(leer en español)
by Andrés Castillo
A car pulled up to a fellow worship team member and me while we were talking on the steps of Nueva Vida Norristown New Life (NVNNL).
“Excuse me, sir—are you still giving computer lessons at the internet café?” the woman shouted.
As our internet café is not often frequented these days, I was shocked that it was still something anyone cared about. I then realized this represented what NVNNL means to the people of Norristown, PA: a place of unity, peace, warmth, familiarity, and sanctuary not valued for how many people it helps, but how it helps those in need.
Nueva Vida Norristown New Life was formed by three churches—one Latino, one African-American, and one African-American and Anglo—combining in 1990. Ever since, the congregation has tried to minister to the community it represents. Interculturalism and integration have become part of NVNNL’s way of life, including bilingual services and a team of pastors that represent different ethnic groups. Surprisingly, this is still considered innovative or even extraordinary by many.
The city of Norristown is racially and economically diverse and can be a zone of conflict and unrest. Our congregation operates as a place of peace and a leader in unity for the town in these times of separation. Recently, we were named a Zone of Peace by Interfaith Philadelphia’s Zones of Peace initiative, where Franconia Conference executive minister Steve Kriss and leadership minister of intercultural formation Marta Castillo serve on the religious leaders council. Zones of Peace are organizations that “seek unique ways to address the challenges most palpable in their neighborhoods.” NVNNL has actively faced these challenges—hatred, fear, discrimination, poverty—since its birth.

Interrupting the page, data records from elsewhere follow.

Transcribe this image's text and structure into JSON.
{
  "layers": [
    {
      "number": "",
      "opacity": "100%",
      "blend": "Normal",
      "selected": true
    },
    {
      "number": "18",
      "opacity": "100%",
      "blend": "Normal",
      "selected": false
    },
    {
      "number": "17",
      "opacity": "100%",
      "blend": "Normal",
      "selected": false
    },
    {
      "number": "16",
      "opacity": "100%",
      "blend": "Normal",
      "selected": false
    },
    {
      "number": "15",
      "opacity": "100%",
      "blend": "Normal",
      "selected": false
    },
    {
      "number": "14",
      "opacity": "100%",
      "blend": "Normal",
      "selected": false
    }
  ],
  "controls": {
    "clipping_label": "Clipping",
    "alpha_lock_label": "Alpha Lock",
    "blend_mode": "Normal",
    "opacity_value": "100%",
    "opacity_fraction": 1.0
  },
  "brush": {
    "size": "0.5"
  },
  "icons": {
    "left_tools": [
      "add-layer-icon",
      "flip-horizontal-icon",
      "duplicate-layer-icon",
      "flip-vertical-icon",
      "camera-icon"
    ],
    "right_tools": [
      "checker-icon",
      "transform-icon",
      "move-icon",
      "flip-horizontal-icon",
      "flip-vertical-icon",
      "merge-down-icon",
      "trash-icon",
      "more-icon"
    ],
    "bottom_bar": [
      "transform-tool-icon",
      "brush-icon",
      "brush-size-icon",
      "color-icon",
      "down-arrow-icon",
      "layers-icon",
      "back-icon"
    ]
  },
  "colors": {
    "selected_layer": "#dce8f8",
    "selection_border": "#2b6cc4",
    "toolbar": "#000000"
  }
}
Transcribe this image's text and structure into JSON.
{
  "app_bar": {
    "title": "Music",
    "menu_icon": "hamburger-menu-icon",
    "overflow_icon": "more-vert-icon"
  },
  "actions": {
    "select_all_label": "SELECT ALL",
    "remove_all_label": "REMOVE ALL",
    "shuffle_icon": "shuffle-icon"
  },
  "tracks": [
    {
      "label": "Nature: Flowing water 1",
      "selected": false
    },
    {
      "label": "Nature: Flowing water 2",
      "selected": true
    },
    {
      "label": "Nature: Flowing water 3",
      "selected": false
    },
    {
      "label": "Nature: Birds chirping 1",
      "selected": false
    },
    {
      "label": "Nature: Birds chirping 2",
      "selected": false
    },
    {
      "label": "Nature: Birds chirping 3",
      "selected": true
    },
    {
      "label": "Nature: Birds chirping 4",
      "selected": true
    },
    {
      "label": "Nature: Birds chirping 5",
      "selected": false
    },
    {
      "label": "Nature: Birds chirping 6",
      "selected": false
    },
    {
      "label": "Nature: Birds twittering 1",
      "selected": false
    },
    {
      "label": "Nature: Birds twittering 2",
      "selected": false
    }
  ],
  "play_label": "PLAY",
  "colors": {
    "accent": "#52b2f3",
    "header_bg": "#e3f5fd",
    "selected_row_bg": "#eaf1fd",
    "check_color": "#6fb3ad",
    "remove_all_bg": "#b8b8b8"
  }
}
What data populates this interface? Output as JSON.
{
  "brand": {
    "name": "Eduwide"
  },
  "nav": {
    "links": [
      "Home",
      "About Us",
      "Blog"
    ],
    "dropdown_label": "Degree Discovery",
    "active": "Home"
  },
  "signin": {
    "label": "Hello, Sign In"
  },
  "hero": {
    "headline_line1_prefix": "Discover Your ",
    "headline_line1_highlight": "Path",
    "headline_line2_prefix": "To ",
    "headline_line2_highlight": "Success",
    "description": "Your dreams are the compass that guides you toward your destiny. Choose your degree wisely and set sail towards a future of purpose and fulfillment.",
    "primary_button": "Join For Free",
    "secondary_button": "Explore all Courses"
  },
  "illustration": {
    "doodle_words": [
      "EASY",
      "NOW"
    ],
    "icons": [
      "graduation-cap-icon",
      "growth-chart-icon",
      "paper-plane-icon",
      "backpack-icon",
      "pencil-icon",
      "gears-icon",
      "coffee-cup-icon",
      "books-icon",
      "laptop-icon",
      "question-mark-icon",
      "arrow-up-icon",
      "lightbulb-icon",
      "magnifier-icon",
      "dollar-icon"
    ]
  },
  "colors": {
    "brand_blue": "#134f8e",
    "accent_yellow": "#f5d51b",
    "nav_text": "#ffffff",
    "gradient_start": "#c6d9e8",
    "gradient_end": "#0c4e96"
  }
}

Along with a photo-ID clinic, NVNNL has founded and maintained the Hospitality Center, housing ministry for assisted living, an internet café, and the Precious Life Learning Center (day care and preschool). Members of the congregation are known to help each other and other members of the community with matters such as translation and transportation as well.
Things such as state IDs, internet access, and computers are taken for granted by many; the desperation the woman in the car showed reminds me that they are a luxury to some. Lacking necessities makes fear and suffering the norm for many. NVNNL’s congregation understands this, and our ministries focus on this fact of life. In addition to that, racial reconciliation efforts are present within our church to spread peace to those who seek it.
The representation at NVNNL is great, but we believe that the inclusion we practice is not “special;” it is simply a demonstration of the teachings of Jesus. Minister of Worship Sharon Williams states that this unity should be practiced “especially in the church, because valuing people more than personal beliefs comes from the gospel. When you allow yourself to do that, it makes life much more rich.” Associate pastor Ertell Whigham adds: “This is just our way of life. The true ‘award’ is the obedience that honors God.”
Although some congregations look to NVNNL for guidance when it comes to bringing different cultures together, we still have a long way to go. Nonetheless, we try our best to offer some peace to those in our community. We do what little we can, and trust that our ministries will grow as we continue in them. We pray that more and more people from all backgrounds join our congregation and that we can touch new lives each day.
The church asks for your prayers that they would increase the number of strong relationships in their community and more people in need would find them, for members of their congregation with health issues, and for further fellowship and unity within their congregation.